Norway cuts rates to record low of zero to cushion economy

Norway cuts rates to record low of zero to cushion economy
# 08 May 2020 06:45 (UTC +04:00)

Norway’s central bank cut its key interest rate to zero, a record low, from 0.25% on Thursday in a surprise move aimed at protecting an economy reeling from the coronavirus crisis, APA reports citing Reuters.

Norges Bank said the Nordic country’s mainland economy, which excludes oil and gas output, is now expected to contract by 5.2% this year, down from a March forecast of 0.4% growth.

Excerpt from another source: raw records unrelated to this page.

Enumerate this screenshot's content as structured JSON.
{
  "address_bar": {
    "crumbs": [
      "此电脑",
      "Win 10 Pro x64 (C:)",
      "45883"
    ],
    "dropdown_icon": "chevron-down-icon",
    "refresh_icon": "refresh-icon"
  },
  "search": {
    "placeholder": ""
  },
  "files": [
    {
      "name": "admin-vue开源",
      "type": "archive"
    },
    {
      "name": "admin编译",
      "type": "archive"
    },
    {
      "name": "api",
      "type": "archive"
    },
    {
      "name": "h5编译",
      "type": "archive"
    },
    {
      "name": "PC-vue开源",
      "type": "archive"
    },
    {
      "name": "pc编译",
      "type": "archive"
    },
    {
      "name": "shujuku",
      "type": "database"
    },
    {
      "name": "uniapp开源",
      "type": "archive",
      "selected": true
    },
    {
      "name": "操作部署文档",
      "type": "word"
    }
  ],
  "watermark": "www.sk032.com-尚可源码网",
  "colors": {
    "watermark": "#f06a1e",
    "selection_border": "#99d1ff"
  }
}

“We expect activity in the Norwegian economy to decline by around 5% in 2020, a decline of a magnitude that we have not seen since World War Two,” Governor Oeystein Olsen said after the central bank’s third rate cut in less than two months.

Norges Bank, which most economists polled by Reuters had predicted would keep rates on hold, has rapidly cut the cost of borrowing from 1.5% and forecasts it is likely to stay at zero until the end of 2023.

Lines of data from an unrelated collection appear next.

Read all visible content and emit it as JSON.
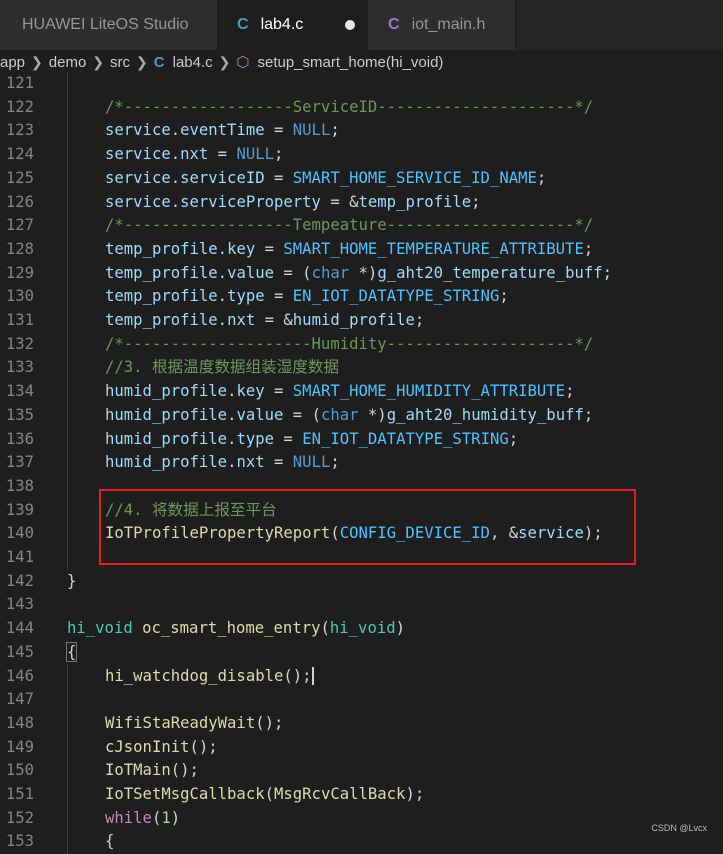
{
  "tabs": [
    {
      "label": "HUAWEI LiteOS Studio",
      "active": false
    },
    {
      "label": "lab4.c",
      "icon": "C",
      "active": true,
      "modified": true
    },
    {
      "label": "iot_main.h",
      "icon": "C",
      "active": false
    }
  ],
  "breadcrumb": {
    "items": [
      "app",
      "demo",
      "src",
      "lab4.c",
      "setup_smart_home(hi_void)"
    ]
  },
  "code_lines": [
    {
      "n": "121",
      "indent": 1,
      "tokens": []
    },
    {
      "n": "122",
      "indent": 1,
      "tokens": [
        {
          "t": "/*------------------ServiceID---------------------*/",
          "c": "cmt"
        }
      ]
    },
    {
      "n": "123",
      "indent": 1,
      "tokens": [
        {
          "t": "service",
          "c": "var"
        },
        {
          "t": ".",
          "c": "op"
        },
        {
          "t": "eventTime",
          "c": "var"
        },
        {
          "t": " = ",
          "c": "op"
        },
        {
          "t": "NULL",
          "c": "kw"
        },
        {
          "t": ";",
          "c": "op"
        }
      ]
    },
    {
      "n": "124",
      "indent": 1,
      "tokens": [
        {
          "t": "service",
          "c": "var"
        },
        {
          "t": ".",
          "c": "op"
        },
        {
          "t": "nxt",
          "c": "var"
        },
        {
          "t": " = ",
          "c": "op"
        },
        {
          "t": "NULL",
          "c": "kw"
        },
        {
          "t": ";",
          "c": "op"
        }
      ]
    },
    {
      "n": "125",
      "indent": 1,
      "tokens": [
        {
          "t": "service",
          "c": "var"
        },
        {
          "t": ".",
          "c": "op"
        },
        {
          "t": "serviceID",
          "c": "var"
        },
        {
          "t": " = ",
          "c": "op"
        },
        {
          "t": "SMART_HOME_SERVICE_ID_NAME",
          "c": "const"
        },
        {
          "t": ";",
          "c": "op"
        }
      ]
    },
    {
      "n": "126",
      "indent": 1,
      "tokens": [
        {
          "t": "service",
          "c": "var"
        },
        {
          "t": ".",
          "c": "op"
        },
        {
          "t": "serviceProperty",
          "c": "var"
        },
        {
          "t": " = &",
          "c": "op"
        },
        {
          "t": "temp_profile",
          "c": "var"
        },
        {
          "t": ";",
          "c": "op"
        }
      ]
    },
    {
      "n": "127",
      "indent": 1,
      "tokens": [
        {
          "t": "/*------------------Tempeature--------------------*/",
          "c": "cmt"
        }
      ]
    },
    {
      "n": "128",
      "indent": 1,
      "tokens": [
        {
          "t": "temp_profile",
          "c": "var"
        },
        {
          "t": ".",
          "c": "op"
        },
        {
          "t": "key",
          "c": "var"
        },
        {
          "t": " = ",
          "c": "op"
        },
        {
          "t": "SMART_HOME_TEMPERATURE_ATTRIBUTE",
          "c": "const"
        },
        {
          "t": ";",
          "c": "op"
        }
      ]
    },
    {
      "n": "129",
      "indent": 1,
      "tokens": [
        {
          "t": "temp_profile",
          "c": "var"
        },
        {
          "t": ".",
          "c": "op"
        },
        {
          "t": "value",
          "c": "var"
        },
        {
          "t": " = (",
          "c": "op"
        },
        {
          "t": "char",
          "c": "kw"
        },
        {
          "t": " *)",
          "c": "op"
        },
        {
          "t": "g_aht20_temperature_buff",
          "c": "var"
        },
        {
          "t": ";",
          "c": "op"
        }
      ]
    },
    {
      "n": "130",
      "indent": 1,
      "tokens": [
        {
          "t": "temp_profile",
          "c": "var"
        },
        {
          "t": ".",
          "c": "op"
        },
        {
          "t": "type",
          "c": "var"
        },
        {
          "t": " = ",
          "c": "op"
        },
        {
          "t": "EN_IOT_DATATYPE_STRING",
          "c": "const"
        },
        {
          "t": ";",
          "c": "op"
        }
      ]
    },
    {
      "n": "131",
      "indent": 1,
      "tokens": [
        {
          "t": "temp_profile",
          "c": "var"
        },
        {
          "t": ".",
          "c": "op"
        },
        {
          "t": "nxt",
          "c": "var"
        },
        {
          "t": " = &",
          "c": "op"
        },
        {
          "t": "humid_profile",
          "c": "var"
        },
        {
          "t": ";",
          "c": "op"
        }
      ]
    },
    {
      "n": "132",
      "indent": 1,
      "tokens": [
        {
          "t": "/*--------------------Humidity--------------------*/",
          "c": "cmt"
        }
      ]
    },
    {
      "n": "133",
      "indent": 1,
      "tokens": [
        {
          "t": "//3. 根据温度数据组装湿度数据",
          "c": "cmt"
        }
      ]
    },
    {
      "n": "134",
      "indent": 1,
      "tokens": [
        {
          "t": "humid_profile",
          "c": "var"
        },
        {
          "t": ".",
          "c": "op"
        },
        {
          "t": "key",
          "c": "var"
        },
        {
          "t": " = ",
          "c": "op"
        },
        {
          "t": "SMART_HOME_HUMIDITY_ATTRIBUTE",
          "c": "const"
        },
        {
          "t": ";",
          "c": "op"
        }
      ]
    },
    {
      "n": "135",
      "indent": 1,
      "tokens": [
        {
          "t": "humid_profile",
          "c": "var"
        },
        {
          "t": ".",
          "c": "op"
        },
        {
          "t": "value",
          "c": "var"
        },
        {
          "t": " = (",
          "c": "op"
        },
        {
          "t": "char",
          "c": "kw"
        },
        {
          "t": " *)",
          "c": "op"
        },
        {
          "t": "g_aht20_humidity_buff",
          "c": "var"
        },
        {
          "t": ";",
          "c": "op"
        }
      ]
    },
    {
      "n": "136",
      "indent": 1,
      "tokens": [
        {
          "t": "humid_profile",
          "c": "var"
        },
        {
          "t": ".",
          "c": "op"
        },
        {
          "t": "type",
          "c": "var"
        },
        {
          "t": " = ",
          "c": "op"
        },
        {
          "t": "EN_IOT_DATATYPE_STRING",
          "c": "const"
        },
        {
          "t": ";",
          "c": "op"
        }
      ]
    },
    {
      "n": "137",
      "indent": 1,
      "tokens": [
        {
          "t": "humid_profile",
          "c": "var"
        },
        {
          "t": ".",
          "c": "op"
        },
        {
          "t": "nxt",
          "c": "var"
        },
        {
          "t": " = ",
          "c": "op"
        },
        {
          "t": "NULL",
          "c": "kw"
        },
        {
          "t": ";",
          "c": "op"
        }
      ]
    },
    {
      "n": "138",
      "indent": 1,
      "tokens": []
    },
    {
      "n": "139",
      "indent": 1,
      "tokens": [
        {
          "t": "//4. 将数据上报至平台",
          "c": "cmt"
        }
      ]
    },
    {
      "n": "140",
      "indent": 1,
      "tokens": [
        {
          "t": "IoTProfilePropertyReport",
          "c": "fn"
        },
        {
          "t": "(",
          "c": "op"
        },
        {
          "t": "CONFIG_DEVICE_ID",
          "c": "const"
        },
        {
          "t": ", &",
          "c": "op"
        },
        {
          "t": "service",
          "c": "var"
        },
        {
          "t": ");",
          "c": "op"
        }
      ]
    },
    {
      "n": "141",
      "indent": 1,
      "tokens": []
    },
    {
      "n": "142",
      "indent": 0,
      "tokens": [
        {
          "t": "}",
          "c": "op"
        }
      ]
    },
    {
      "n": "143",
      "indent": 0,
      "tokens": []
    },
    {
      "n": "144",
      "indent": 0,
      "tokens": [
        {
          "t": "hi_void",
          "c": "typ"
        },
        {
          "t": " ",
          "c": "op"
        },
        {
          "t": "oc_smart_home_entry",
          "c": "fn"
        },
        {
          "t": "(",
          "c": "op"
        },
        {
          "t": "hi_void",
          "c": "typ"
        },
        {
          "t": ")",
          "c": "op"
        }
      ]
    },
    {
      "n": "145",
      "indent": 0,
      "tokens": [
        {
          "t": "{",
          "c": "op",
          "boxed": true
        }
      ]
    },
    {
      "n": "146",
      "indent": 1,
      "cursor": true,
      "tokens": [
        {
          "t": "hi_watchdog_disable",
          "c": "fn"
        },
        {
          "t": "();",
          "c": "op"
        }
      ]
    },
    {
      "n": "147",
      "indent": 1,
      "tokens": []
    },
    {
      "n": "148",
      "indent": 1,
      "tokens": [
        {
          "t": "WifiStaReadyWait",
          "c": "fn"
        },
        {
          "t": "();",
          "c": "op"
        }
      ]
    },
    {
      "n": "149",
      "indent": 1,
      "tokens": [
        {
          "t": "cJsonInit",
          "c": "fn"
        },
        {
          "t": "();",
          "c": "op"
        }
      ]
    },
    {
      "n": "150",
      "indent": 1,
      "tokens": [
        {
          "t": "IoTMain",
          "c": "fn"
        },
        {
          "t": "();",
          "c": "op"
        }
      ]
    },
    {
      "n": "151",
      "indent": 1,
      "tokens": [
        {
          "t": "IoTSetMsgCallback",
          "c": "fn"
        },
        {
          "t": "(",
          "c": "op"
        },
        {
          "t": "MsgRcvCallBack",
          "c": "fn"
        },
        {
          "t": ");",
          "c": "op"
        }
      ]
    },
    {
      "n": "152",
      "indent": 1,
      "tokens": [
        {
          "t": "while",
          "c": "ctl"
        },
        {
          "t": "(",
          "c": "op"
        },
        {
          "t": "1",
          "c": "num"
        },
        {
          "t": ")",
          "c": "op"
        }
      ]
    },
    {
      "n": "153",
      "indent": 1,
      "tokens": [
        {
          "t": "{",
          "c": "op"
        }
      ]
    }
  ],
  "watermark": "CSDN @Lvcx"
}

The central bank, which said it now expects growth of 3.0% in 2021 compared with an earlier forecast of 1.3%, also said it will continue its recently introduced program of extraordinary liquidity lending to banks until the end of August.

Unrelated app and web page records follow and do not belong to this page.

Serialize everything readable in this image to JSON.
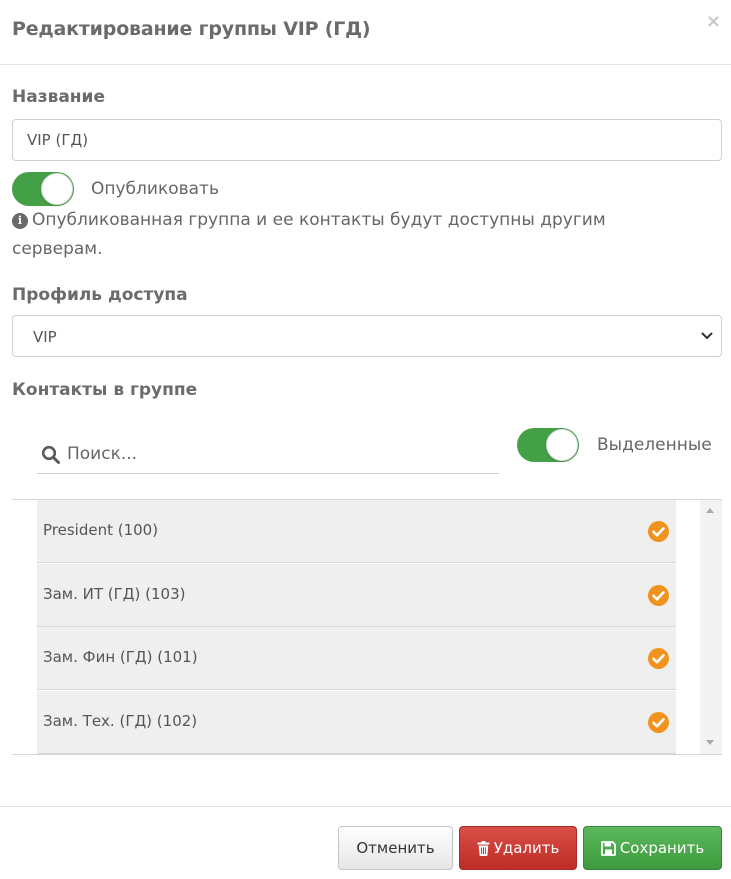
{
  "header": {
    "title": "Редактирование группы VIP (ГД)",
    "close_glyph": "×"
  },
  "form": {
    "name_label": "Название",
    "name_value": "VIP (ГД)",
    "publish_label": "Опубликовать",
    "publish_enabled": true,
    "info_text": "Опубликованная группа и ее контакты будут доступны другим серверам.",
    "access_profile_label": "Профиль доступа",
    "access_profile_value": "VIP",
    "contacts_label": "Контакты в группе"
  },
  "search": {
    "placeholder": "Поиск...",
    "selected_toggle_label": "Выделенные",
    "selected_toggle_enabled": true
  },
  "contacts": [
    {
      "label": "President (100)",
      "checked": true
    },
    {
      "label": "Зам. ИТ (ГД) (103)",
      "checked": true
    },
    {
      "label": "Зам. Фин (ГД) (101)",
      "checked": true
    },
    {
      "label": "Зам. Тех. (ГД) (102)",
      "checked": true
    }
  ],
  "footer": {
    "cancel_label": "Отменить",
    "delete_label": "Удалить",
    "save_label": "Сохранить"
  },
  "colors": {
    "toggle_on": "#43a047",
    "check": "#f0931e",
    "delete": "#c9302c",
    "save": "#4cae4c"
  },
  "icons": {
    "close": "close-icon",
    "info": "info-circle-icon",
    "chevron": "chevron-down-icon",
    "search": "search-icon",
    "check": "check-circle-icon",
    "delete": "trash-icon",
    "save": "floppy-disk-icon"
  }
}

The Norwegian government has also offered business loans, tax deferments and spending worth 360 billion crowns ($35 billion) to keep the economy going.

Several banks said they would cut their Norwegian mortgage rates after the Norges Bank move and Danske Bank (DANSKE.CO) reduced its cost of borrowing by up to 0.4 percentage point.

“Activity in the economy is expected to pick up as containment measures are eased. But it will likely take time for output and employment to return to the levels prevailing before the pandemic,” Olsen told a news conference.

Norway invoked emergency powers to restrict travel and shut many public and private institutions, although steps are now being taken to gradually re-open.

However, April unemployment rose to more than 15%, its highest-ever level as firms laid off staff, data from Norway’s Labour and Welfare Agency (NAV) show.